Fibromyalgia May Be Underdiagnosed, More So in Men
(HealthDay News) – Fibromyalgia may be underdiagnosed in the general population, particularly in men, according to research published online Nov. 30 in Arthritis Care & Research.
To estimate the prevalence of fibromyalgia in Olmsted County, MN, Ann Vincent, MD, from the Mayo Clinic in Rochester, MN, and colleagues used two methods: a review of medical records for 3,410 potential fibromyalgia patients to estimate diagnosed fibromyalgia in clinical practice, and a random mail survey for potential fibromyalgia in 830 respondents (27.6%) among 2,994 adults.
The researchers found that, using the first method, 1,115 patients had been diagnosed with fibromyalgia, giving an age- and sex-adjusted prevalence of diagnosed fibromyalgia of 1.1%. Using the second method, 44 adults met the criteria for fibromyalgia, giving an age- and sex-adjusted prevalence of fibromyalgia in the general population of this county of 6.4%. Using the first method, the age-adjusted prevalence was significantly higher for women than men (2.00 vs. 0.14%).

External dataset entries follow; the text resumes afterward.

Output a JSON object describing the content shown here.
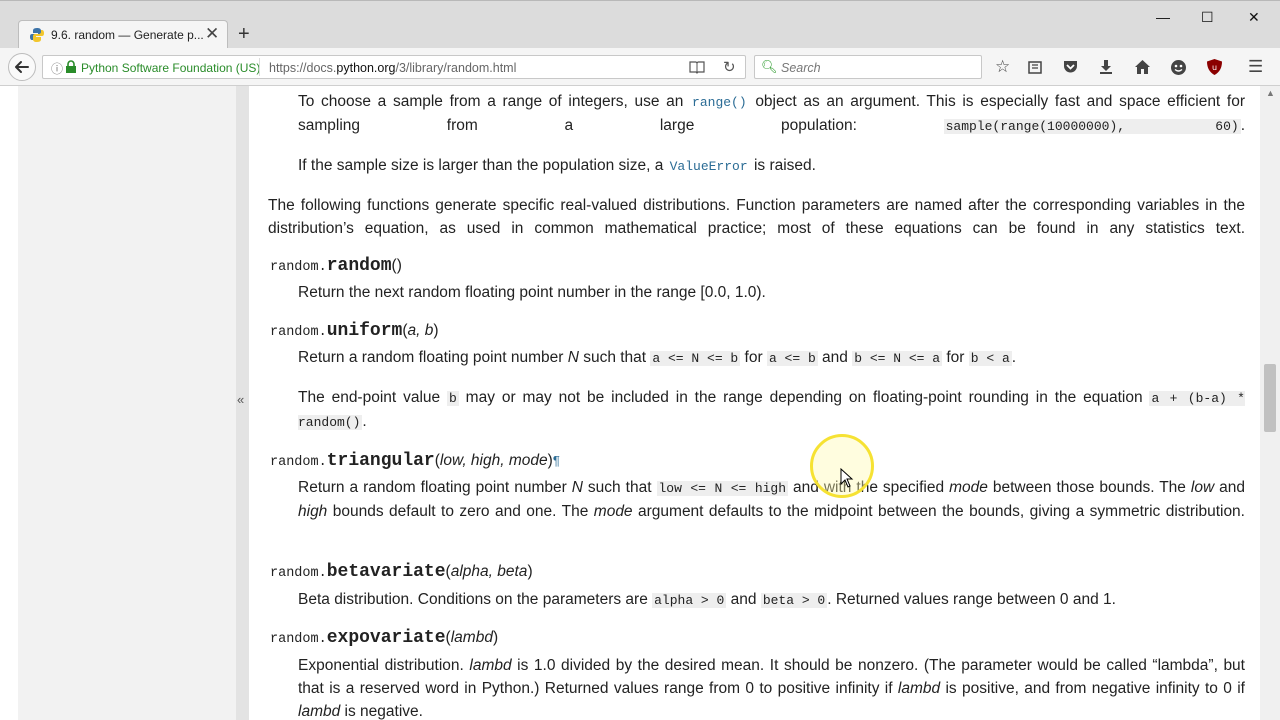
{
  "browser": {
    "tab_title": "9.6. random — Generate p...",
    "tab_close": "✕",
    "new_tab": "+",
    "window_controls": {
      "minimize": "—",
      "maximize": "☐",
      "close": "✕"
    },
    "site_identity": "Python Software Foundation (US)",
    "url_prefix": "https://docs.",
    "url_domain": "python.org",
    "url_path": "/3/library/random.html",
    "search_placeholder": "Search",
    "sidebar_toggle": "«"
  },
  "doc": {
    "sample_p1": [
      "To choose a sample from a range of integers, use an ",
      "range()",
      " object as an argument. This is especially fast and space efficient for sampling from a large population: ",
      "sample(range(10000000), 60)",
      "."
    ],
    "sample_p2": [
      "If the sample size is larger than the population size, a ",
      "ValueError",
      " is raised."
    ],
    "intro": "The following functions generate specific real-valued distributions. Function parameters are named after the corresponding variables in the distribution’s equation, as used in common mathematical practice; most of these equations can be found in any statistics text.",
    "functions": [
      {
        "module": "random.",
        "name": "random",
        "params": "",
        "desc": "Return the next random floating point number in the range [0.0, 1.0)."
      },
      {
        "module": "random.",
        "name": "uniform",
        "params": "a, b",
        "desc1": [
          "Return a random floating point number ",
          "N",
          " such that ",
          "a <= N <= b",
          " for ",
          "a <= b",
          " and ",
          "b <= N <= a",
          " for ",
          "b < a",
          "."
        ],
        "desc2": [
          "The end-point value ",
          "b",
          " may or may not be included in the range depending on floating-point rounding in the equation ",
          "a + (b-a) * random()",
          "."
        ]
      },
      {
        "module": "random.",
        "name": "triangular",
        "params": "low, high, mode",
        "pilcrow": "¶",
        "desc": [
          "Return a random floating point number ",
          "N",
          " such that ",
          "low <= N <= high",
          " and with the specified ",
          "mode",
          " between those bounds. The ",
          "low",
          " and ",
          "high",
          " bounds default to zero and one. The ",
          "mode",
          " argument defaults to the midpoint between the bounds, giving a symmetric distribution."
        ]
      },
      {
        "module": "random.",
        "name": "betavariate",
        "params": "alpha, beta",
        "desc": [
          "Beta distribution. Conditions on the parameters are ",
          "alpha > 0",
          " and ",
          "beta > 0",
          ". Returned values range between 0 and 1."
        ]
      },
      {
        "module": "random.",
        "name": "expovariate",
        "params": "lambd",
        "desc": [
          "Exponential distribution. ",
          "lambd",
          " is 1.0 divided by the desired mean. It should be nonzero. (The parameter would be called “lambda”, but that is a reserved word in Python.) Returned values range from 0 to positive infinity if ",
          "lambd",
          " is positive, and from negative infinity to 0 if ",
          "lambd",
          " is negative."
        ]
      }
    ]
  }
}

"Our results suggest that patients, particularly men, who meet the fibromyalgia research survey criteria are unlikely to have been given a diagnosis of fibromyalgia," Vincent and colleagues conclude.